“Sí. beba, otro día. Cuando hay bastante tiempo, y mas dinero.” Teasing her with forgotten language.

“Wait, I’ve got it!” she squeals. “Yes, honey, another day. When there’s enough time and… more dinner?”

Hell, that’s close enough for jazz.

© 2013 Amy Barlow Liberatore/Sharp Little Pencil
Photo of Riley and Amy and an ice cream cone from the Barlow/Dunn vaults, rights reserved by poet

Heretomost at Real Toads wanted a description of a bit of scenery, sandwiched in between two pieces of dialog. This starts with Riley as a two-year-old child and ends when she was 23, looking back. She remembers little of our time in San Juan, and almost nothing of her father’s deep troubles that ended our marriage. Just as well. Remember the good times, the warmth, the mingled scents of salt air and jasmine, the… salsafied satisfaction of Puerto Rico. Peace, Amy

Three prompts, three poems.  Enjoy, Amy


Our Big Transatlantic Move

In tropics too long…
Gazing at Autumn’s palette
we know we are home.

© 2011 Amy Barlow Liberatore/Sharp Little Pencil




Deeply drowsy,
almost asleep,
I am awakened by

My silence possesses
a certain charisma.
Mood music melts my mind
in the key of D-flat.

As one’s eye might
perceive a heavy haze
on a lazy afternoon,
so I hear my silence.

Whispers, wishes.
Haunting harmonics
pitched aloft like angels, but
with a hint of humanity.

© 2011 Amy Barlow Liberatore/Sharp Little Pencil

FOR POETS UNITED (prompt: Third letter of your first name. And no, my first name is not “Sharp”!)

Y Not?

Yawningly waking.
Yearning aching to make love.
Yanking off your T-shirt,
purring, giggling, yowling…

Yelling, “Yes! yes! yes!”
After all these years,
you and I are youngas our first “yowza”!

© 2011 Amy Barlow Liberatore/Sharp Little Pencil
For Lex, with love

For Poets United, Thursday Think Tank, we were asked to think about the beach. I’ve lived in Santa Monica, where many nights were spent on the beach (under various influences); Bermuda, where the sand really IS pink… but for my money, there was a romance in the salt air of Puerto Rico that remains unmatched.

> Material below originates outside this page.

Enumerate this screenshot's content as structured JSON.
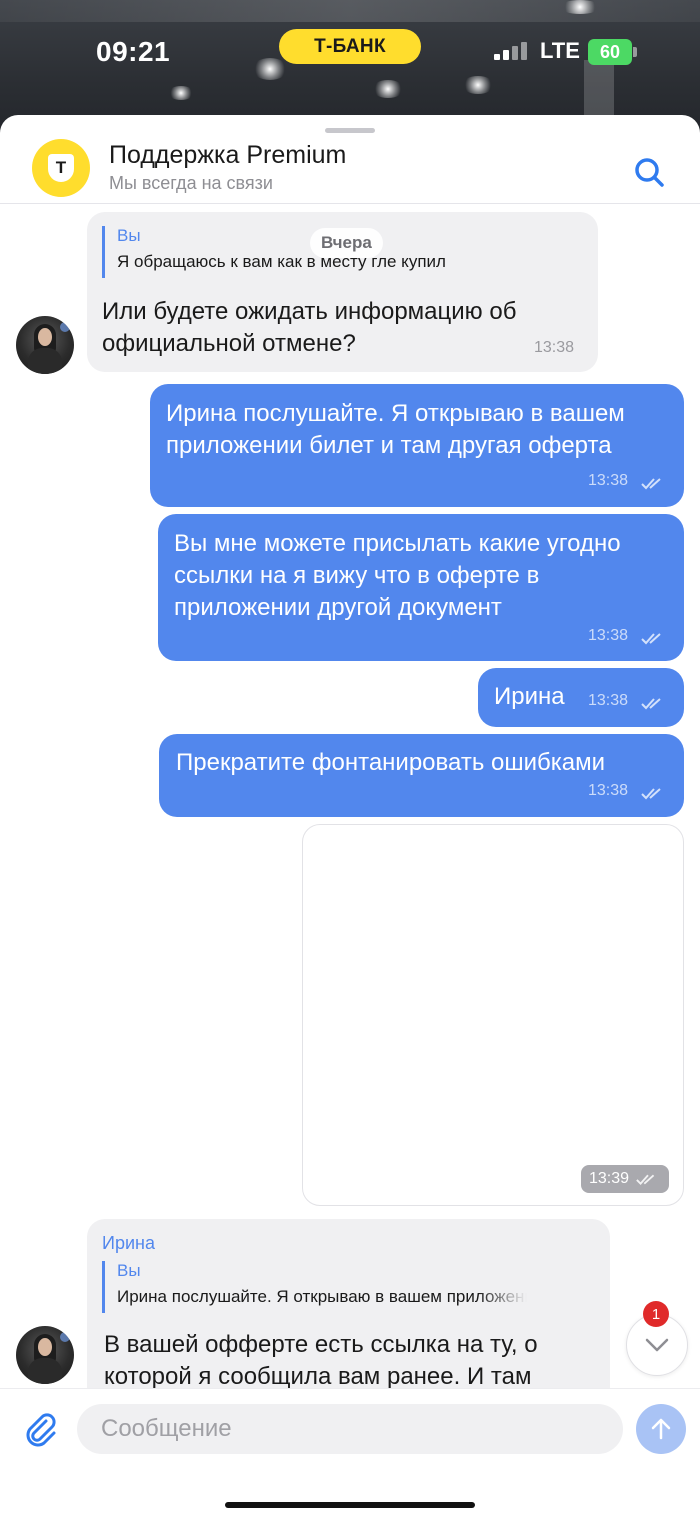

No offense to Bermuda or LA! Amy



San Juan beach at twilight
Strolling barefoot on cool sand
Sandals looped round my finger
Arm round the waist of a sweet soul
Head resting on his shoulder

We stop to regard the city from this place
The casinos at full tilt, the street filled with tourists
Then, as lovers do, we turn away and disregard
the frantic pace and rumble of night life
to discover and rediscover the essence of closeness

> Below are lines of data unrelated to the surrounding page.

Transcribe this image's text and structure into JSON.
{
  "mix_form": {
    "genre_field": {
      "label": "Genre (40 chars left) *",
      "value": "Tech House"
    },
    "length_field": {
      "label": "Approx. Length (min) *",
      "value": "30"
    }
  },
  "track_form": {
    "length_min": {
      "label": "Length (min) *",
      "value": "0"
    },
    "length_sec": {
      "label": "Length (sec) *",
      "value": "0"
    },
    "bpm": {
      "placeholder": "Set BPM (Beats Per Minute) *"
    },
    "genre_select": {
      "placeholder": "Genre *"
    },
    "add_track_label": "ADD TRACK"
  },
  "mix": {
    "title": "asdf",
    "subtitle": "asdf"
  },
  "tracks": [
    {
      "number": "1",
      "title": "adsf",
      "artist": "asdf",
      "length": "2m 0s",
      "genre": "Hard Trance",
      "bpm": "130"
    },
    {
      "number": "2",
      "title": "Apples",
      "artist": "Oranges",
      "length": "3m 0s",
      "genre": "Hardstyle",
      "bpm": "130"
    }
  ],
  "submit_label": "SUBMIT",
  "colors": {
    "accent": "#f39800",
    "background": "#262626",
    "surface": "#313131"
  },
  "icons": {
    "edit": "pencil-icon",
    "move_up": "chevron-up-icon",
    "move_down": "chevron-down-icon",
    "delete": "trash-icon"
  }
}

The sky holds a sliver of silver, stars shining all the more
for the moon’s modest reflection
Tide moving gently, water licking our toes

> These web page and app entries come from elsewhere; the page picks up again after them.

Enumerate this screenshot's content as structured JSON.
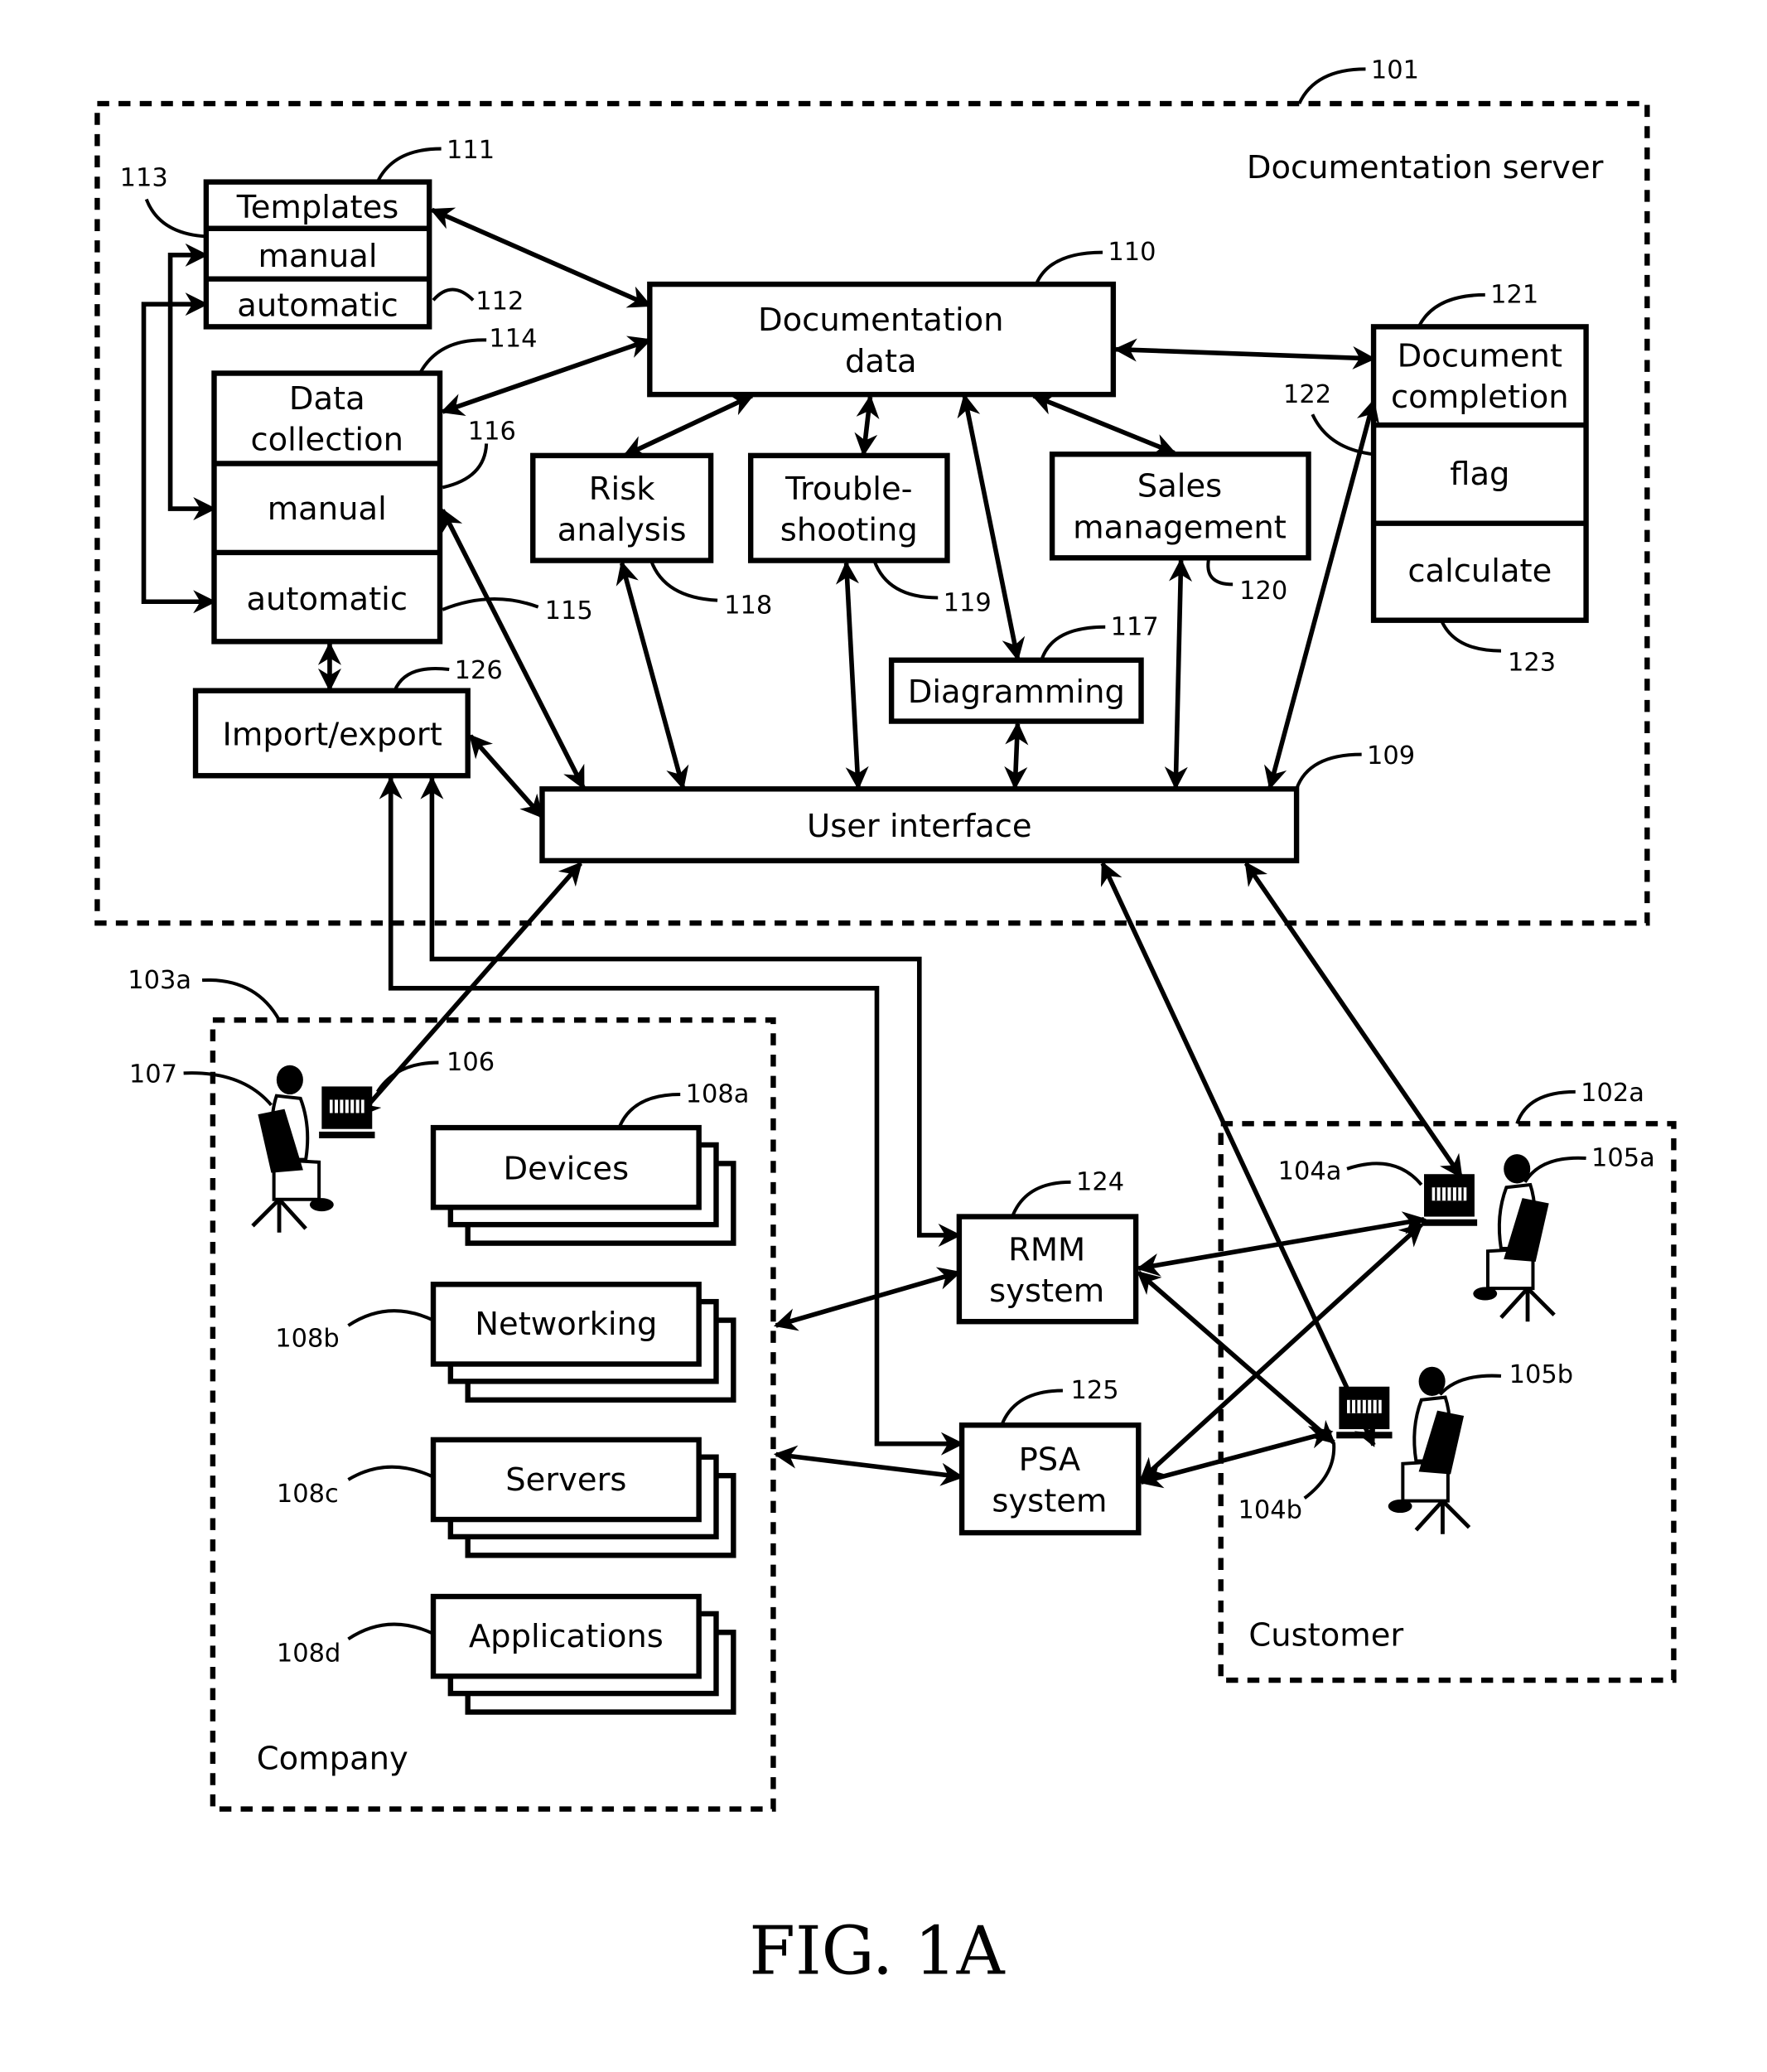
{
  "figure": {
    "caption": "FIG. 1A"
  },
  "server": {
    "label": "Documentation server",
    "ref": "101"
  },
  "templates": {
    "title": "Templates",
    "manual": "manual",
    "automatic": "automatic",
    "ref": "111",
    "ref_auto": "112",
    "ref_manual": "113"
  },
  "data_collection": {
    "title1": "Data",
    "title2": "collection",
    "manual": "manual",
    "automatic": "automatic",
    "ref": "114",
    "ref_auto": "115",
    "ref_manual": "116"
  },
  "doc_data": {
    "line1": "Documentation",
    "line2": "data",
    "ref": "110"
  },
  "risk": {
    "line1": "Risk",
    "line2": "analysis",
    "ref": "118"
  },
  "trouble": {
    "line1": "Trouble-",
    "line2": "shooting",
    "ref": "119"
  },
  "sales": {
    "line1": "Sales",
    "line2": "management",
    "ref": "120"
  },
  "doc_completion": {
    "line1": "Document",
    "line2": "completion",
    "flag": "flag",
    "calculate": "calculate",
    "ref": "121",
    "ref_flag": "122",
    "ref_calc": "123"
  },
  "diagramming": {
    "label": "Diagramming",
    "ref": "117"
  },
  "import_export": {
    "label": "Import/export",
    "ref": "126"
  },
  "user_interface": {
    "label": "User interface",
    "ref": "109"
  },
  "company": {
    "label": "Company",
    "ref": "103a",
    "user_ref": "107",
    "computer_ref": "106",
    "stacks": [
      {
        "label": "Devices",
        "ref": "108a"
      },
      {
        "label": "Networking",
        "ref": "108b"
      },
      {
        "label": "Servers",
        "ref": "108c"
      },
      {
        "label": "Applications",
        "ref": "108d"
      }
    ]
  },
  "rmm": {
    "line1": "RMM",
    "line2": "system",
    "ref": "124"
  },
  "psa": {
    "line1": "PSA",
    "line2": "system",
    "ref": "125"
  },
  "customer": {
    "label": "Customer",
    "ref": "102a",
    "computer_a": "104a",
    "user_a": "105a",
    "computer_b": "104b",
    "user_b": "105b"
  }
}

We sit in silence/not silence
Rhythm of a shared heart
Swish of Corona sipped from bottles
Breeze playing brushes on tall palms
air tinged with salt and
heavy with jasmine
filled with promise

© Amy Barlow Liberatore/Sharp Little Pencil